The case has put in sharp focus the murky position of the Trump administration on a key immigration program
Trump was harshly criticized last year for his criticisms of the judge, who is of Mexican heritage
A highly unusual and racially charged episode from the 2016 campaign suddenly resurfaced this week when a federal judge whom President Donald Trump repeatedly criticized was assigned to hear the case of a man who claims he was improperly deported.
Judge Gonzalo Curiel, who was born in the US but is of Mexican heritage, was attacked by Trump last year over his handling of a lawsuit against Trump University. Trump claimed Curiel could not impartially hear the case because of his background and Trump’s hardline immigration policies. The case was eventually settled.
Now, Curiel is assigned to hear the case of Juan Manuel Montes Bojorquez, 23, who his lawyers allege was deported from California to Mexico earlier this year despite having active protection under the Deferred Action for Childhood Arrivals program, also known as DACA.
And Trump’s comments toward Curiel last year – he called the Indiana-born judge a “hater” and a “Mexican” – drew some of the loudest accusations of racism that the then-candidate faced during his campaign and several repudiations from prominent Republicans.
The lawsuit, which is brought under the Freedom of Information Act, has already become a flashpoint in the Trump administration’s immigration policy and the President’s murky position on DACA.
Curiel’s involvement is sure to increase the publicity surrounding the case, which is already shaping up to be one of the more high-profile challenges to execution of Trump’s immigration agenda. The White House did not immediately respond to an inquiry about whether the President feels Curiel will be a fair judge in the matter.
Shifting positions on DACA
The President’s own position on DACA has evolved. Trump pledged to end DACA during the 2016 campaign, but the Department of Homeland Security has continued issuing permits and he has since spoken about how sympathetic he finds the people in DACA – undocumented immigrants brought to the US as children who, in many cases, know no other home.

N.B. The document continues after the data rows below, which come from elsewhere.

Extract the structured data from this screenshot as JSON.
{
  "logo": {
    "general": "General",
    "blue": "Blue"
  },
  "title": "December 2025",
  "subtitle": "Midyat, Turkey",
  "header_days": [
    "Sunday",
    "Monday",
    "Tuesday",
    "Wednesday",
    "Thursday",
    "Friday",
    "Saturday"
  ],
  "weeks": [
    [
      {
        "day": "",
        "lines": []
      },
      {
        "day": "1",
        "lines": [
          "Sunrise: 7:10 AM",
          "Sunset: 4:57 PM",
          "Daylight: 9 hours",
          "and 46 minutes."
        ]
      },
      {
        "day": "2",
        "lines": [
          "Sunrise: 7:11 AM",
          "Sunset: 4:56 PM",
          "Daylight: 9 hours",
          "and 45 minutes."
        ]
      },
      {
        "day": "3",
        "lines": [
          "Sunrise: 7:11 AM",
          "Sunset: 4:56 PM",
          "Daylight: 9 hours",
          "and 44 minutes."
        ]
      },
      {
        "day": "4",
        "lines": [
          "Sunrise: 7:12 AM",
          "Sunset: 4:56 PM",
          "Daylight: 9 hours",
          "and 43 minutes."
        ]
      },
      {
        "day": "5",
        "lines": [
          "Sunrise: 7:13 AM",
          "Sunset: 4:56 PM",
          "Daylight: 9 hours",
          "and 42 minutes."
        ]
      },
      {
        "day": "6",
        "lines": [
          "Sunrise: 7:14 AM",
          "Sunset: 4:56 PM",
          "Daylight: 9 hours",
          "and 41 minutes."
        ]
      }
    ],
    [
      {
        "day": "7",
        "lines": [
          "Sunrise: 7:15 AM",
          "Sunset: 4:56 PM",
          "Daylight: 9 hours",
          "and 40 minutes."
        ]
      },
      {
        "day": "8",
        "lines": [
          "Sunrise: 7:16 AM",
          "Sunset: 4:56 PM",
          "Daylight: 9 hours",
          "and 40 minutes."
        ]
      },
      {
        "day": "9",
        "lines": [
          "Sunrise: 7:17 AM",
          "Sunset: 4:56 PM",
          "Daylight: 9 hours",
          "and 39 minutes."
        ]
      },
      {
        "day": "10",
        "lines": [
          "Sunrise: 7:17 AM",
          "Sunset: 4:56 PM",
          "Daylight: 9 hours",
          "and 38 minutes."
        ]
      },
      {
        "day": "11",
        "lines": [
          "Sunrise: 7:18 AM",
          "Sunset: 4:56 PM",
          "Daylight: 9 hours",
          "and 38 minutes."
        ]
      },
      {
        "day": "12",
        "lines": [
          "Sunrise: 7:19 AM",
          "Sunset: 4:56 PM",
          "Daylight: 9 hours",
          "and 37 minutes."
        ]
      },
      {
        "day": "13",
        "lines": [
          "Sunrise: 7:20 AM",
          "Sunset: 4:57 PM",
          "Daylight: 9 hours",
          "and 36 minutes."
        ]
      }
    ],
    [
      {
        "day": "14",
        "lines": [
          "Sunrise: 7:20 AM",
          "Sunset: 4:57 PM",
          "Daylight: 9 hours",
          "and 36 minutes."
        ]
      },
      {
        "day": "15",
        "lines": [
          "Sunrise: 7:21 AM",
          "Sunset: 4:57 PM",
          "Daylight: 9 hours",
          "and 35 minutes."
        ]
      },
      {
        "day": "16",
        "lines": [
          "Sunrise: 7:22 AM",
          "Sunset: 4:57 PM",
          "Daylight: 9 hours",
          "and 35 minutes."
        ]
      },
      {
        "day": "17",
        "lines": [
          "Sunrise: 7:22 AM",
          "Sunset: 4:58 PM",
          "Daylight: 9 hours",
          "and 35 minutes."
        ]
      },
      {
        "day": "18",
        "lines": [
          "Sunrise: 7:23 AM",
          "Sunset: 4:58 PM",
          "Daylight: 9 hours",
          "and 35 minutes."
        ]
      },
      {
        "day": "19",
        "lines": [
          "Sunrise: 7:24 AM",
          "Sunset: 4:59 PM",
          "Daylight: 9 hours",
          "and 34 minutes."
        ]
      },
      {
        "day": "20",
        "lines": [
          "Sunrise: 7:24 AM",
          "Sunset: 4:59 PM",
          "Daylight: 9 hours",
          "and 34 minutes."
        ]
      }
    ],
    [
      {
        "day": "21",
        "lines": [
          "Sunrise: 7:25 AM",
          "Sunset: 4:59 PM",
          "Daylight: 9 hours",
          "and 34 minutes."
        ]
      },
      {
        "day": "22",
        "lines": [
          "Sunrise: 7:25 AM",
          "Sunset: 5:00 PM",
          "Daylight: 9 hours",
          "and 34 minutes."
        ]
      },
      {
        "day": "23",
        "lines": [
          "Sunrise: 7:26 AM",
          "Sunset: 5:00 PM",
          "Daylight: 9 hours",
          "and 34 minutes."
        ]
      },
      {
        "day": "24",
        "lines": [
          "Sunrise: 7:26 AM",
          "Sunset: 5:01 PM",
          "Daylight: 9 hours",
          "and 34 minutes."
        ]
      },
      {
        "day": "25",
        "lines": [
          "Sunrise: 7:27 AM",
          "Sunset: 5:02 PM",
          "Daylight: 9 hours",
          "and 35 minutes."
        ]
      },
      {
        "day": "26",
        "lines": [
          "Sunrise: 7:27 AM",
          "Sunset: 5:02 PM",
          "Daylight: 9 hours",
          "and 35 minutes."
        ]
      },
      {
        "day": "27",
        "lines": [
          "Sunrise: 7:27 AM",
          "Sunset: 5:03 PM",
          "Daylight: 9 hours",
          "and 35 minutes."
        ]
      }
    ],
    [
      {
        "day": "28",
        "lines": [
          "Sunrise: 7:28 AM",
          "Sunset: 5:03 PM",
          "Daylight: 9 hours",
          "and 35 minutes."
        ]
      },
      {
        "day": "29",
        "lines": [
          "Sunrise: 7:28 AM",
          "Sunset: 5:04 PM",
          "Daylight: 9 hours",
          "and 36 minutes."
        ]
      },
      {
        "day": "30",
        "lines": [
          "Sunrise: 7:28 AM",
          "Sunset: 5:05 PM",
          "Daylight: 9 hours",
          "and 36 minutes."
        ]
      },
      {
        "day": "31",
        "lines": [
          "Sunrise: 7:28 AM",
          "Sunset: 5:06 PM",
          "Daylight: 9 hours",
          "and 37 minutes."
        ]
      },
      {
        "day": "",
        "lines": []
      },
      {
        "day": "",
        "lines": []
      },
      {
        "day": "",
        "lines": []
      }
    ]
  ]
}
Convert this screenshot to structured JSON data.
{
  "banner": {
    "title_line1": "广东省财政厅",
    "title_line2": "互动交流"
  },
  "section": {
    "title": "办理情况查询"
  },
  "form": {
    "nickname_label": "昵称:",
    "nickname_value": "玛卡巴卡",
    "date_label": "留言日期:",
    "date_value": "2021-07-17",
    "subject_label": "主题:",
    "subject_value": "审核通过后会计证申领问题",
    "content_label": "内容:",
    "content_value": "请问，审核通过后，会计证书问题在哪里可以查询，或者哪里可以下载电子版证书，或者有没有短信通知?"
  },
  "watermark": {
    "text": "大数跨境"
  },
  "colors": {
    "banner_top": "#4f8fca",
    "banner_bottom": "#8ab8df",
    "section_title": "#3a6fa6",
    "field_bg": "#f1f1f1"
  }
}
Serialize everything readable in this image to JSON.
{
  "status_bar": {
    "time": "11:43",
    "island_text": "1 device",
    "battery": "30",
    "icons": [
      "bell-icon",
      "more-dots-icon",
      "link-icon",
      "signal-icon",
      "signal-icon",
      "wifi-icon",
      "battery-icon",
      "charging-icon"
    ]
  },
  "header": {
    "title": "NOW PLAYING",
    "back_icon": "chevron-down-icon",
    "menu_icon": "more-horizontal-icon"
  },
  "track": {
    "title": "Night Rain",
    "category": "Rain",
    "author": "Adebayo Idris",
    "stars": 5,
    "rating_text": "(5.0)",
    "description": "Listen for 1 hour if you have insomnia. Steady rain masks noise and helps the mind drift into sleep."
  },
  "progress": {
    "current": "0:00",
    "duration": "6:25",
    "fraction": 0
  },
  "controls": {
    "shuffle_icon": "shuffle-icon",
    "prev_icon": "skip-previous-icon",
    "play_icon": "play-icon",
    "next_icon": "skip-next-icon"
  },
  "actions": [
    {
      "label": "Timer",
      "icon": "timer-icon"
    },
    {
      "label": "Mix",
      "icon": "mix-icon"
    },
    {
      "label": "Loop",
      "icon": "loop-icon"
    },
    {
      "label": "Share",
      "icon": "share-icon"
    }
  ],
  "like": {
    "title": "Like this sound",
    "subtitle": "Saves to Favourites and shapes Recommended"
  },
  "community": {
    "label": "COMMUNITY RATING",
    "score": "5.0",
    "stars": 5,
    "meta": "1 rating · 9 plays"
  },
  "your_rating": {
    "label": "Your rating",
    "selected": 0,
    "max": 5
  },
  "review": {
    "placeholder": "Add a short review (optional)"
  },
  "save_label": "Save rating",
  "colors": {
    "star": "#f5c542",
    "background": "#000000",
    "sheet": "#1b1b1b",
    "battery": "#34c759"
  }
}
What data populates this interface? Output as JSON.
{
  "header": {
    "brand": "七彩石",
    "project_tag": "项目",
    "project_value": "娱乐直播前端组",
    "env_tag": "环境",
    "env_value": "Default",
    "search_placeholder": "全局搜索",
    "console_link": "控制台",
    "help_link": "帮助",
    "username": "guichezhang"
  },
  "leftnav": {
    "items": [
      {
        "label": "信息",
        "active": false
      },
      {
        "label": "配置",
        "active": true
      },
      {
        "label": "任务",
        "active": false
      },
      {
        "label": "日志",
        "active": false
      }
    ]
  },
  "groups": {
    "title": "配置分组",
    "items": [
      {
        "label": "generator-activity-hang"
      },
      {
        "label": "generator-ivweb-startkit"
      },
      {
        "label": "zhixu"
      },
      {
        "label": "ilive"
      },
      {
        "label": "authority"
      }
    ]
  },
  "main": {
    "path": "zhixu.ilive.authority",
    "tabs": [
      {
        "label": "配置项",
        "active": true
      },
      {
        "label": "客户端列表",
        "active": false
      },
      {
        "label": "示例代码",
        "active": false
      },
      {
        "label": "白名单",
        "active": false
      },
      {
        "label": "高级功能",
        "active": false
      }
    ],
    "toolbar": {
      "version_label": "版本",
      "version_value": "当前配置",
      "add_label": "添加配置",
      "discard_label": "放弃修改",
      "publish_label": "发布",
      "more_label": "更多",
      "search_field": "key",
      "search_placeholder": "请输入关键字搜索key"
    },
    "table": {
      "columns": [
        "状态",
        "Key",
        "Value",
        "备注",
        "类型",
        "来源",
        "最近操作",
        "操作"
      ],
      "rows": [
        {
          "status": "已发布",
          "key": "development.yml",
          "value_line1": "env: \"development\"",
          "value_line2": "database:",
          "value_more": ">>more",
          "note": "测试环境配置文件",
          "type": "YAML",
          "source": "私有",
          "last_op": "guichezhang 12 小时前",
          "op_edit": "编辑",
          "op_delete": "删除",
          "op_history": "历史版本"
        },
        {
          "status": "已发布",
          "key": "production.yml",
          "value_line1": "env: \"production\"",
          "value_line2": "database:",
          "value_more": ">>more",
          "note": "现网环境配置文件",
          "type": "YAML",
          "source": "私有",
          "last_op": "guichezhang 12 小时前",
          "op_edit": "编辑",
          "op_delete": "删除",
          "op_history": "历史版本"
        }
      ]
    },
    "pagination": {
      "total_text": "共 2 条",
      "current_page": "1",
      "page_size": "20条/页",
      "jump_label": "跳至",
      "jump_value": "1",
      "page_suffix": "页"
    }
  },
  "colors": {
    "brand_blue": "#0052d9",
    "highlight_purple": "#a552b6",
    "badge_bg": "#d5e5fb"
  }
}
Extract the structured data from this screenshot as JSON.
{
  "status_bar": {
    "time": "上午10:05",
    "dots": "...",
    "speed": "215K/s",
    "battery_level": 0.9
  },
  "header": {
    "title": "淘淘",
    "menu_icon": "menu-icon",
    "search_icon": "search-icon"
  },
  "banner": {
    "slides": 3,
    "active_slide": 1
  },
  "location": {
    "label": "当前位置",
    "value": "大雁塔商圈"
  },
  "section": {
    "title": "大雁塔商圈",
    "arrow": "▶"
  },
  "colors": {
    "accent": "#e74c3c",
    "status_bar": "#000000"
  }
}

“We’re going to show great heart,” Trump said at a news conference in February. “DACA is a very, very difficult subject for me, I will tell you.”
But he also spoke of possible abuses of the DACA program in the same thought, saying in “some of the cases, having DACA and they’re gang members and they’re drug dealers, too. But you have some absolutely, incredible kids, I would say mostly. They were brought here in such a way – it’s a very – it’s a very, very tough subject.”
Homeland Security Secretary John Kelly has insisted the administration has not detained or deported anyone with an active DACA status, but several former DACA recipients have been detained and, in some cases like Montes’, the government has maintained that a violation of the program forfeited the status.
Lawyers for Montes say their client was apprehended by Border Patrol and deported on February 18. DHS said Wednesday that never happened.
While DHS initially said Tuesday they had a record of Montes’ DACA status expiring in 2015, they released further information Wednesday saying he did, in fact, have DACA status until 2018, agreeing with lawyers for Montes.
The problem, though, is on the part of the story both sides agree on: Montes tried to sneak back into the US on February 19 and was caught by Border Patrol. DACA requires individuals to get pre-clearance to leave the country, and so Montes’ re-entry then showed he had left without authorization and voided his status, DHS said. He was sent back to Mexico the following day, where he is now staying.
The administration has said that it respects DACA and that no one with active status would be deported, but advocates are using the Montes case and others to call into question whether DHS is being honest about its position.
The lawsuit is seeking records about Montes’ interactions with Customs and Border Patrol, and also any appropriate relief for Montes including attorney fees.
’The definition of racism’
Trump was condemned by Democrats and Republicans alike last year after he criticized Curiel’s rulings in the Trump University case and attacked Curiel personally.
One of Trump’s harshest rebukes came from House Speaker Paul Ryan, who described the language as “sort of like the textbook definition of a racist comment.” Senate Majority Leader Mitch McConnell called Trump’s remarks “offensive and wrong” and former House Speaker Newt Gingrich, a staunch ally of Trump, called the comments “inexcusable” and “one of the worst mistakes Trump has made.”
Trump later defended himself in a written statement, saying he did not believe “one’s heritage (made) them incapable of being impartial.”
“Based on the rulings that I have received in the Trump University civil case, I feel justified in questioning whether I am receiving a fair trial,” Trump said. He also referenced “the core issues of my campaign that focus on illegal immigration, jobs and unfair trade” in explaining his criticism.
In a memorable exchange with CNN’s Jake Tapper in June, Trump vociferously – and repeatedly – defended his claims that Curiel was biased.
“He’s proud of his heritage. I respect him for that,” Trump said, dismissing charges that his allegation was racist. “He’s a Mexican. We’re building a wall between here and Mexico.”
At the end of a lengthy exchange, Tapper asked: “If you are saying he cannot do his job because of his race, is that not the definition of racism?”
“No, I don’t think so at all,” Trump said.